Degradation of materials in molten salts
Molten salts have been widely used in the industry. Some examples are molten chloride salt mixtures as baths for alloying surface treatments and fluoride salts as solvents. More recently molten nitrate and nitrite mixtures hav been becoming more attractive due to their application as heat transfer fluid (HTF) and thermal storage for the power industry.
Driven by the long-term need of utilization of fluctuating regenerative energy resources Fraunhofer IWM invests in the development of methods for assessment and qualification of materials to be used in the molten salt environment of high temperature storage systems of solar power plants (TES Thermal Energy Storage, CSP concentrated solar power plants). These activities are included in the Fraunhofer project Supergrid (Project management: Fraunhofer Institute for Solar Energy Systems ISE), which comprises additional aspects of integration fluctuating regenerative energy resources into a trans-European power grid (DESERTEC).

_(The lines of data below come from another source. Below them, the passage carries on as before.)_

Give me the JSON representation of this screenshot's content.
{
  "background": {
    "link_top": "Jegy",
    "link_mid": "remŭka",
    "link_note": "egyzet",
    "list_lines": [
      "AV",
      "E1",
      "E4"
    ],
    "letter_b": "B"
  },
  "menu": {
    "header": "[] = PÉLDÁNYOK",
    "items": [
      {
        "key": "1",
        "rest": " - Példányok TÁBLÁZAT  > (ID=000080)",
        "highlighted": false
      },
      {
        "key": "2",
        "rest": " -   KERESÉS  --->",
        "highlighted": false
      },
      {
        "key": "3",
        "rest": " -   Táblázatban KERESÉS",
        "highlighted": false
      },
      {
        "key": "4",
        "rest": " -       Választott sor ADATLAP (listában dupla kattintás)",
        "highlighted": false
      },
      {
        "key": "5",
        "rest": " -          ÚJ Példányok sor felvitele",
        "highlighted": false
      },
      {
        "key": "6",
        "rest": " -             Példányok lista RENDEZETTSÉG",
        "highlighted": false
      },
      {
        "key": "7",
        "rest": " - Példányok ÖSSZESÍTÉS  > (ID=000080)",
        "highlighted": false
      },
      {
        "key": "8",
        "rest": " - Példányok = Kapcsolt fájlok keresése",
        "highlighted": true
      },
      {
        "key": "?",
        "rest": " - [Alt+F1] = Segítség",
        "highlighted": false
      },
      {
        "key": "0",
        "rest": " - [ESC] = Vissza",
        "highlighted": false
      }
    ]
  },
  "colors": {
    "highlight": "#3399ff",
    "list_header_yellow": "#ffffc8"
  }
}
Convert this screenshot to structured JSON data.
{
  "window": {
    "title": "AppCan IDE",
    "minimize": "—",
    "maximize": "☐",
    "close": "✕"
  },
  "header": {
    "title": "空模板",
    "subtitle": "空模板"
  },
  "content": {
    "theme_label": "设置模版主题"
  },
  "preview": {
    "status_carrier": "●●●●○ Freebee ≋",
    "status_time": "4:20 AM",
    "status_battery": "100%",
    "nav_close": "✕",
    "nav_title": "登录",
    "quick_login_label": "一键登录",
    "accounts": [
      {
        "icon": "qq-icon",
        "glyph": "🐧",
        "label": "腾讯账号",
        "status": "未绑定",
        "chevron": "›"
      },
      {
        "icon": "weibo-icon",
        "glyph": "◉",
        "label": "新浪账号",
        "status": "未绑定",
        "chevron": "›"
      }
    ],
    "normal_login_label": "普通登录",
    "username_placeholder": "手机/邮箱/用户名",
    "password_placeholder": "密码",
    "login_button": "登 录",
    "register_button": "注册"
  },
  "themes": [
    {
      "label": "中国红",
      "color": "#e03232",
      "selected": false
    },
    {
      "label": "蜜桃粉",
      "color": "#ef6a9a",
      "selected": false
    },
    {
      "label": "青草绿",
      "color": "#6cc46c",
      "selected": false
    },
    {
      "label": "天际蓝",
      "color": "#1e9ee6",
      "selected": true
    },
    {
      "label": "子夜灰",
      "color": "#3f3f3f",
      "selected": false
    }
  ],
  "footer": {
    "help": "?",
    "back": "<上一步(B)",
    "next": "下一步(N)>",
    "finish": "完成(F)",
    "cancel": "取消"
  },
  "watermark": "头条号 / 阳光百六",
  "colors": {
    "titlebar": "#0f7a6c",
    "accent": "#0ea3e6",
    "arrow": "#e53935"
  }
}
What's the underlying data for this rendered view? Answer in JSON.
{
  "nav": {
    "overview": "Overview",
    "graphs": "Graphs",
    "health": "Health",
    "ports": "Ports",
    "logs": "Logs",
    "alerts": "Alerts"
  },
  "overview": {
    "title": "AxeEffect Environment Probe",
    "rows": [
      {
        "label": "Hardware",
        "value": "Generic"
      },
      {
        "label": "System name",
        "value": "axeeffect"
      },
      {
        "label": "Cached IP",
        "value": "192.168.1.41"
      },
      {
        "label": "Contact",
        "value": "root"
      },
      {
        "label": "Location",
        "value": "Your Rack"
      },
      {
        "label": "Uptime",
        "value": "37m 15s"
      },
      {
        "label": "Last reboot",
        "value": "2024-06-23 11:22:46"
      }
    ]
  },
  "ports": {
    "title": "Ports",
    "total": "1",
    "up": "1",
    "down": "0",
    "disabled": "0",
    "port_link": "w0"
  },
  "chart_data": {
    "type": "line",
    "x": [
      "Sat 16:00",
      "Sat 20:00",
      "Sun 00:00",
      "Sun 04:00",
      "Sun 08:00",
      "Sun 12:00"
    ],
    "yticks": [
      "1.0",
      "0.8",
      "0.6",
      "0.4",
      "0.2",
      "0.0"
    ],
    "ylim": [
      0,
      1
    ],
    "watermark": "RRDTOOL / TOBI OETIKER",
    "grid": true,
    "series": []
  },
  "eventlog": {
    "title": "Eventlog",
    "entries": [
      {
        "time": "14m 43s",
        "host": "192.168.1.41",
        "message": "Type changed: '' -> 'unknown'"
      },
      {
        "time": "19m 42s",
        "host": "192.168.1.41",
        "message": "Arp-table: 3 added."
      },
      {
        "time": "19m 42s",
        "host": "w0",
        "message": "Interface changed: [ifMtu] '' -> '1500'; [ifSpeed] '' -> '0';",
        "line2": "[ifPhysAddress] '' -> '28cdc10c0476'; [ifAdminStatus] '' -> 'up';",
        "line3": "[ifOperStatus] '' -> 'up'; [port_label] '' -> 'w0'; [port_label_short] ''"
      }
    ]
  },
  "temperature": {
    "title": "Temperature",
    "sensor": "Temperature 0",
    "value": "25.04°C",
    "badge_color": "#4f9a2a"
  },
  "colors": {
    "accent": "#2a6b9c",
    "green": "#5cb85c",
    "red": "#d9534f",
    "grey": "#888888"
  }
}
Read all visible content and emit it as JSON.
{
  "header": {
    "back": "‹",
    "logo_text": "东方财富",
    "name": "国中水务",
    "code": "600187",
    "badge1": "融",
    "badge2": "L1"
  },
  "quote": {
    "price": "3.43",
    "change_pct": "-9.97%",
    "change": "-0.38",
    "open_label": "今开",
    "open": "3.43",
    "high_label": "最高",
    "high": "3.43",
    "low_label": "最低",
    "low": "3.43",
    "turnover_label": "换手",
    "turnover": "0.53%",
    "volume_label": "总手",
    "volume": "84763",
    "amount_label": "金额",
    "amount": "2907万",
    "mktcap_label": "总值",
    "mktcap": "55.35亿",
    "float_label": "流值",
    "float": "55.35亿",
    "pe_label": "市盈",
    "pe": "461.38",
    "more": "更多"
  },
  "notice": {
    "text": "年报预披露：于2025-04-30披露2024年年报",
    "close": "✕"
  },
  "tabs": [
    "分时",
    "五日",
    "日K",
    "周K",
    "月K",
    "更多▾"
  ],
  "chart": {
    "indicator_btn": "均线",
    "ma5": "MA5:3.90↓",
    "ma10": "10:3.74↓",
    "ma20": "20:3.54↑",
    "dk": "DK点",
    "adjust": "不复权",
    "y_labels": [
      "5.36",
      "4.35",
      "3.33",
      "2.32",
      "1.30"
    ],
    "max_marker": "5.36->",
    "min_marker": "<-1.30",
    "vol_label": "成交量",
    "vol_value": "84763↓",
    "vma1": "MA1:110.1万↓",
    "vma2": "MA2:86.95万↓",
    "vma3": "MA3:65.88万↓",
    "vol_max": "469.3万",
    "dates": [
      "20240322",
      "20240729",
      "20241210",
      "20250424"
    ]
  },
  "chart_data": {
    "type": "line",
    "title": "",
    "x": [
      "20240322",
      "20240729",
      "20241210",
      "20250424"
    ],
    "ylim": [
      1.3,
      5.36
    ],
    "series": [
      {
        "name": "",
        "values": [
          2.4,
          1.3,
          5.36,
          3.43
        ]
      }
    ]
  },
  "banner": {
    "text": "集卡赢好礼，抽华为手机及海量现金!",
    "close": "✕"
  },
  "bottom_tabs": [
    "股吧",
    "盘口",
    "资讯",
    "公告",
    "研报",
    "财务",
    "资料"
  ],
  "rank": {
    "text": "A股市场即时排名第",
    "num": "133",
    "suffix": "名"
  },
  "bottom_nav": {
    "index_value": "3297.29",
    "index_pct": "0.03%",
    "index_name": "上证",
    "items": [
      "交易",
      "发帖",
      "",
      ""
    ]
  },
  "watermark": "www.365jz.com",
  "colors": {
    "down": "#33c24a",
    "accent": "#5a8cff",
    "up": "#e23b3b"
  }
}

For the cost-efficient optimisation and reliability of high temperature storage and piping systems, there is a need of comprehensive material characterization and assessment. In the field of heat exchangers the appearance of complex and cyclic thermal-mechanical stresses under the chemical influence of the molten salts can cause a critical degradation of the material resulting in failure of the system.
Fraunhofer IWM has qualified and experienced staff (physicists, engineers and chemists) for the study of the degradation mechanisms, the material selection and optimisation, the development of protective systems and the evaluation life time prediction methods. Moreover Fraunhofer IWM is currently working on the design and building of new testing facilities for the mechanical characterization of materials exposed to molten salt environments at high temperature. These facilities include: